◆ **RECORDED INFORMATION**
################

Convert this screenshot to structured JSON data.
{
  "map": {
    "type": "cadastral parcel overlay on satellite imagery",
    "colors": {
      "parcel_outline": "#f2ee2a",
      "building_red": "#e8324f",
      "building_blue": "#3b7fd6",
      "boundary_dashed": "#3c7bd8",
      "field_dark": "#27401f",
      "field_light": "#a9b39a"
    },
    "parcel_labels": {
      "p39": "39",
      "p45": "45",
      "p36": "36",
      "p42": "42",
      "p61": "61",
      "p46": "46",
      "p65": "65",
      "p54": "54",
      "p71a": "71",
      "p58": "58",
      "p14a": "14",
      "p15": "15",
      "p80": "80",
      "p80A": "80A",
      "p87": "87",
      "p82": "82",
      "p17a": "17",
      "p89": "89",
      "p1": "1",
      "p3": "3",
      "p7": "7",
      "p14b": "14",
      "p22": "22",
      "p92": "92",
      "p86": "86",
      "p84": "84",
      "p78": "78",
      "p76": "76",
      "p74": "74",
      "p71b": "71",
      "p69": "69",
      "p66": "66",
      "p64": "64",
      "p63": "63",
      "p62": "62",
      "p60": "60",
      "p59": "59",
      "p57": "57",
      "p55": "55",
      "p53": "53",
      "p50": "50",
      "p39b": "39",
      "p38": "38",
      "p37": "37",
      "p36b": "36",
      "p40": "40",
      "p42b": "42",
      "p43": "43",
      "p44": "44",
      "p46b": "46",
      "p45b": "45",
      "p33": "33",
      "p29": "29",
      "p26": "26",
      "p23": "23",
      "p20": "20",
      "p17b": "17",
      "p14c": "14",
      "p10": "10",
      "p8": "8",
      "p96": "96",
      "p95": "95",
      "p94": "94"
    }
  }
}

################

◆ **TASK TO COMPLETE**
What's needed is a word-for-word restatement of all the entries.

◆ **ANSWER FOR THIS EXERCISE**
Convert this screenshot to structured JSON data.
{
  "map": {
    "type": "cadastral parcel overlay on satellite imagery",
    "colors": {
      "parcel_outline": "#f2ee2a",
      "building_red": "#e8324f",
      "building_blue": "#3b7fd6",
      "boundary_dashed": "#3c7bd8",
      "field_dark": "#27401f",
      "field_light": "#a9b39a"
    },
    "parcel_labels": {
      "p39": "39",
      "p45": "45",
      "p36": "36",
      "p42": "42",
      "p61": "61",
      "p46": "46",
      "p65": "65",
      "p54": "54",
      "p71a": "71",
      "p58": "58",
      "p14a": "14",
      "p15": "15",
      "p80": "80",
      "p80A": "80A",
      "p87": "87",
      "p82": "82",
      "p17a": "17",
      "p89": "89",
      "p1": "1",
      "p3": "3",
      "p7": "7",
      "p14b": "14",
      "p22": "22",
      "p92": "92",
      "p86": "86",
      "p84": "84",
      "p78": "78",
      "p76": "76",
      "p74": "74",
      "p71b": "71",
      "p69": "69",
      "p66": "66",
      "p64": "64",
      "p63": "63",
      "p62": "62",
      "p60": "60",
      "p59": "59",
      "p57": "57",
      "p55": "55",
      "p53": "53",
      "p50": "50",
      "p39b": "39",
      "p38": "38",
      "p37": "37",
      "p36b": "36",
      "p40": "40",
      "p42b": "42",
      "p43": "43",
      "p44": "44",
      "p46b": "46",
      "p45b": "45",
      "p33": "33",
      "p29": "29",
      "p26": "26",
      "p23": "23",
      "p20": "20",
      "p17b": "17",
      "p14c": "14",
      "p10": "10",
      "p8": "8",
      "p96": "96",
      "p95": "95",
      "p94": "94"
    }
  }
}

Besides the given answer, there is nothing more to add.